LAKE CACHUMA, Calif. — After the heavy rains of December and January, spring has arrived early in the Santa Ynez Valley. Last Saturday, when my husband, Paul, and I drove up from Los Angeles on U.S. 101 and turned east into the valley on California 246, the rolling hills were as green as Ireland's, the new leaves of the live oaks beginning to unfurl.
We had made the trip on the chance we might glimpse the bald eagles that winter at Lake Cachuma, a seven-mile-long man-made lake that is a major source of drinking water for the nearby city of Santa Barbara. Having seen intriguing birds on a trip to Costa Rica, I thought it would be a thrill to spot, so close to home, the rare and majestic bird that is our nation's symbol.
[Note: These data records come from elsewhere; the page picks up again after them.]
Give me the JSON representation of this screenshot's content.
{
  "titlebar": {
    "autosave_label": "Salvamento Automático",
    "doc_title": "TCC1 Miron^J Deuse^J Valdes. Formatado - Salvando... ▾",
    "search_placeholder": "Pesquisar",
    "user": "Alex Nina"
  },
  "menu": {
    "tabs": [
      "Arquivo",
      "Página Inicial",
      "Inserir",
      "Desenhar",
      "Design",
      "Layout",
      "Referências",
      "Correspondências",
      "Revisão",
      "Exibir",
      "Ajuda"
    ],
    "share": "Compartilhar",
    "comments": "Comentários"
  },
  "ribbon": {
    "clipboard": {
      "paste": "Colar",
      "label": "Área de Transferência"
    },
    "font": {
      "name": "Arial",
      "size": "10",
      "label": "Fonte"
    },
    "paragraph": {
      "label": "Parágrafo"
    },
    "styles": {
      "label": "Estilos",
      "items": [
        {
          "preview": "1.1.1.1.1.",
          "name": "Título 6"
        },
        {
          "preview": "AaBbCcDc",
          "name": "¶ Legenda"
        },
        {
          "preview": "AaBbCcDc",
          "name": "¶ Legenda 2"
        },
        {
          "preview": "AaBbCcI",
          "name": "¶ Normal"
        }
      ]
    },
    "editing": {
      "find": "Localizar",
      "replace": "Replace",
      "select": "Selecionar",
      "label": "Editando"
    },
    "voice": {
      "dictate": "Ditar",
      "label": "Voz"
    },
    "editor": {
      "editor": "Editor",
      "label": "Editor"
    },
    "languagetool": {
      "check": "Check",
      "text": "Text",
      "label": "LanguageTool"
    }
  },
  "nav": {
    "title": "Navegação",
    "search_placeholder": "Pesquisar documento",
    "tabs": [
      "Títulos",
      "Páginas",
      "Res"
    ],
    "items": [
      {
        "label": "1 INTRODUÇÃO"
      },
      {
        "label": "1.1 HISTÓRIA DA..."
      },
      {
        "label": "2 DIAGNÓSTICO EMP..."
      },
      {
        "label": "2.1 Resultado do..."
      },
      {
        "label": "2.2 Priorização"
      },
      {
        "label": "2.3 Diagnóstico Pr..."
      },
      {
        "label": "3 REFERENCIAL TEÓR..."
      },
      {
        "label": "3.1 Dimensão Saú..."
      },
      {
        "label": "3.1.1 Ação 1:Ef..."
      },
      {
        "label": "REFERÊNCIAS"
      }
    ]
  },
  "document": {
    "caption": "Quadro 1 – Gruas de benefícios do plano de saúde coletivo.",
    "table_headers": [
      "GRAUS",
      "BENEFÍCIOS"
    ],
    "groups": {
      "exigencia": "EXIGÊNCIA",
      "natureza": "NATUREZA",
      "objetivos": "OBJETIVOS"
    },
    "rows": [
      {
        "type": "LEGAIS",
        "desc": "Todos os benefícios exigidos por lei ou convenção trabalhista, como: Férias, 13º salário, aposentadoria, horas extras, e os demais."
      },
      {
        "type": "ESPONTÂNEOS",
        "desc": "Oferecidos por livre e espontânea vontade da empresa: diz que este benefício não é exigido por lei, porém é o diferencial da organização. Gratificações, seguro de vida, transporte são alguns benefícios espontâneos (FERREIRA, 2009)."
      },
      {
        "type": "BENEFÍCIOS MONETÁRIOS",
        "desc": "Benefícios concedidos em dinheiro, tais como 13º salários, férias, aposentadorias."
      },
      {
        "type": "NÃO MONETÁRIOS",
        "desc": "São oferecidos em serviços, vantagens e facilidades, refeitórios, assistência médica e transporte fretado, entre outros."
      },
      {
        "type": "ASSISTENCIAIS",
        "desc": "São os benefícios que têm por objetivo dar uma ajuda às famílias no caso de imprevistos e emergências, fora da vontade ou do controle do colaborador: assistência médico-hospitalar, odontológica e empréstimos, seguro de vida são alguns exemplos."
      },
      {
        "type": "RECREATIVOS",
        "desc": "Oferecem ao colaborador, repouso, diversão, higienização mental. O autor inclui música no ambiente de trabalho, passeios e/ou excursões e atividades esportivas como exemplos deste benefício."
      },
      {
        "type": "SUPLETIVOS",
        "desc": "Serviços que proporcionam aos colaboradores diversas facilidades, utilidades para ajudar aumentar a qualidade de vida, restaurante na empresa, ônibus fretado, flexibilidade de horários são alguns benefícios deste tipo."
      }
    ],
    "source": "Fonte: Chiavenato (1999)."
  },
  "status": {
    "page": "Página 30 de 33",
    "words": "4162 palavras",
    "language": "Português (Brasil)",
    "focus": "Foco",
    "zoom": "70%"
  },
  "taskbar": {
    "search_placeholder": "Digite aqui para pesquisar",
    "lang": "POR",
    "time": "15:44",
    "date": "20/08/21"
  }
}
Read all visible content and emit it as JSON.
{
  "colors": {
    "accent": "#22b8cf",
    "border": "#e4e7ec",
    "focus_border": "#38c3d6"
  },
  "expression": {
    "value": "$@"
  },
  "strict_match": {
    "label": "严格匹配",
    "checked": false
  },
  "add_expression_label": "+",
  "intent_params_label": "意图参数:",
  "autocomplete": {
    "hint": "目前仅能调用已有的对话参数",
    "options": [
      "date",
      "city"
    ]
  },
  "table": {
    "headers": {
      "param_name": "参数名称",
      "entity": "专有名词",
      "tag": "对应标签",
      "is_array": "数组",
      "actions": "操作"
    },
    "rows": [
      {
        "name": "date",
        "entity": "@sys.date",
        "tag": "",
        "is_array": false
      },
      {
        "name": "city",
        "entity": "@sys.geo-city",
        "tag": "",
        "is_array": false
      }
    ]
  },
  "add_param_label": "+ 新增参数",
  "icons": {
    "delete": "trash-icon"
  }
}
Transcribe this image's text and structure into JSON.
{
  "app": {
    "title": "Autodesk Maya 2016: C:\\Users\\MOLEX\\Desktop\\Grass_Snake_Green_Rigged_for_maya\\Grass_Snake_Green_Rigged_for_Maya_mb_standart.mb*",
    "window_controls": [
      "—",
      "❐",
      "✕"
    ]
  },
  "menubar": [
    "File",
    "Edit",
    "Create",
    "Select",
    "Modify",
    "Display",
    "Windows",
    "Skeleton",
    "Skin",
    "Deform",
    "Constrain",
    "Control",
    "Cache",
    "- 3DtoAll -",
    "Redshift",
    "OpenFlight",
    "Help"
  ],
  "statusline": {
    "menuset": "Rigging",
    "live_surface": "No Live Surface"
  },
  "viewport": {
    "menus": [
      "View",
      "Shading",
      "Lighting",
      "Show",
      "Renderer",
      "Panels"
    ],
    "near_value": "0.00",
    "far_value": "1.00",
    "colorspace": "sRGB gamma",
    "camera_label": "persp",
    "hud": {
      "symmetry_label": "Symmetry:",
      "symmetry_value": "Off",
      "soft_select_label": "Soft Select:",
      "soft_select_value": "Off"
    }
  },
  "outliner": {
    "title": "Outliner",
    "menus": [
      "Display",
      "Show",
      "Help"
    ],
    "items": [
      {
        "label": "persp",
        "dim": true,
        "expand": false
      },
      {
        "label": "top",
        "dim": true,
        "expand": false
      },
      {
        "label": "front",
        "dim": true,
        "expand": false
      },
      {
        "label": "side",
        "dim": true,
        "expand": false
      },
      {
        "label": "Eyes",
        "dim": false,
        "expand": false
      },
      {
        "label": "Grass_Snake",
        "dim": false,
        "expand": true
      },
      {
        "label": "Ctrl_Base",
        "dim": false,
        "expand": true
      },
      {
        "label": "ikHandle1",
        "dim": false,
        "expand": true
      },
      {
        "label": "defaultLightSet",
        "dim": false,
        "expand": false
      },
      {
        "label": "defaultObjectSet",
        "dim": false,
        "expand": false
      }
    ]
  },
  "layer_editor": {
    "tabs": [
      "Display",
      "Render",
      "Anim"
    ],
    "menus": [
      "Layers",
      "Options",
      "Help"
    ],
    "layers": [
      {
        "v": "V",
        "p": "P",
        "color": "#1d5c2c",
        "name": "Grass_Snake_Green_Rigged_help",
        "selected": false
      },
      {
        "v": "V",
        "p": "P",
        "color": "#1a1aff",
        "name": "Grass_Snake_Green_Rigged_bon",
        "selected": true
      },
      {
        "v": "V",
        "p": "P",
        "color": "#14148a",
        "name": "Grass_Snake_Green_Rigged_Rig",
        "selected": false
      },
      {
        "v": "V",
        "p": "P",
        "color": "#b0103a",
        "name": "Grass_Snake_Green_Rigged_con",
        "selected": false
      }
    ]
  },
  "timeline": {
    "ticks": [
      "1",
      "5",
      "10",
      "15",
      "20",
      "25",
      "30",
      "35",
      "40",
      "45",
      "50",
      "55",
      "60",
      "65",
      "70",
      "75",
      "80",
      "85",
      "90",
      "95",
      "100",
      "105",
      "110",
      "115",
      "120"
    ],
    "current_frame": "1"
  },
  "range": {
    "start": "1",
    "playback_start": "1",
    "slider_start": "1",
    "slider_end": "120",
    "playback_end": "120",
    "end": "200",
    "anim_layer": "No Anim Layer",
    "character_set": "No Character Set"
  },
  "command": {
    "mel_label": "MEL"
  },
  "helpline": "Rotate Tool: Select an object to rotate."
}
But when we arrived at Lake Cachuma, we saw nothing but crows--dozens of them exploding from the trees and cawing raucously in what looked like a scene out of Alfred Hitchcock's horror film, "The Birds." I remarked to Paul that I doubted a two-hour wildlife cruise on the lake would yield sightings of more exotic and elusive feathered species.
"You just need to know how to look," said a tall, ruggedly handsome man who'd overheard me. "For instance," he said, gazing up at a leafy oak-tree branch, "Can you see that black-crowned night heron snoozing up there?" All I saw was leaves. The man pointed. Sure enough, after some futzing with my binoculars, I could make out a large grayish-white bird with a long bill and a black head.
I was amazed and a little embarrassed. The man introduced himself: Neal Taylor, Santa Barbara County's naturalist for the last 18 years and our guide for today's wildlife cruise. Taylor reassured me that it takes awhile to get the hang of bird-watching--that he'd been practicing since he was a boy and used to come here to fish with his father.
Along with other binocular-armed, nature-loving tourists who'd booked seats in advance, Paul and I proceeded down the dock to the Osprey, a covered 46-passenger pontoon boat that tours the lake Wednesdays through Sundays all year. (The best time to spot eagles is from November through early March.) Taylor fitted us all with life jackets and we settled into the boat's cushioned, revolving seats. As he nosed the pontoon boat out of the marina, the mother of a restless 3-year-old called hopefully to Taylor: "Will we see anything exciting today?"
"We won't know 'til we're out there," he replied. "This isn't Disneyland."
In fact, as Taylor guided the Osprey across the tranquil blue water and into a picturesque bay on the opposite shore (there are 42 miles of shoreline), he pointed out something that we could see at Disneyland: the lichen that hangs from the oaks at Lake Cachuma was exported to Disneyland to be the "Spanish moss" in the Pirates of the Caribbean ride.
Taylor filled us in on the various water birds paddling along the shore: red-headed ruddy ducks and green-headed mallards, white-necked grebes that can dive down 60 feet in search of fish, and black-and-gray mud hens, "the Rodney Dangerfields of the duck family." He pointed out a family of black-tailed deer grazing on a bank, then hushed us so that we could hear a bird's whistle that sounded almost like a baby's cry. We spotted its source high on a bare branch: a big, gray white-headed osprey, one of an estimated 70 to 80 pairs nesting at Lake Cachuma this year. According to Taylor, this "eagle of the sea" has such good eyesight that if it could read a newspaper, it would be able to read it from two miles away. The osprey took off, impressing us with its 60-inch wingspan.
Listening to Taylor's commentary as I scanned the shoreline with my binoculars, I experienced what I suppose is a bird-watcher's thrill of the hunt. I spotted great blue herons (whose feathers, prized for ladies' hats, were more valuable than gold at the turn of the century) and graceful white egrets posing on rocks, several jet-black cormorants skimming over the water, and half a dozen more osprey watching for trout and bass from high in trees.
Taylor pointed to a bluff where during a drought several years ago, he spotted six mountain lions in one week. Suddenly he stopped his story and gazed into the trees: "Folks, here's what we came for. Eagle at 10 o'clock!" After some false starts, I finally targeted it with my binoculars: a brown bird poised on a branch, a bird considerably larger--and more regal looking--than the ospreys we'd seen earlier. Taylor identified it as an immature bald eagle, too young to have grown the white feathers that create its "bald" head. Like the other eagles that have been spotted at Lake Cachuma, Taylor explained, this eagle most likely flew here from the San Juan Islands (the naturalists know this from the eagles' tags). As the eagle took off, Taylor drew our attention to the characteristic white feathers on the forward edges of its wings--wings that will stretch nearly 7 feet in length when it matures.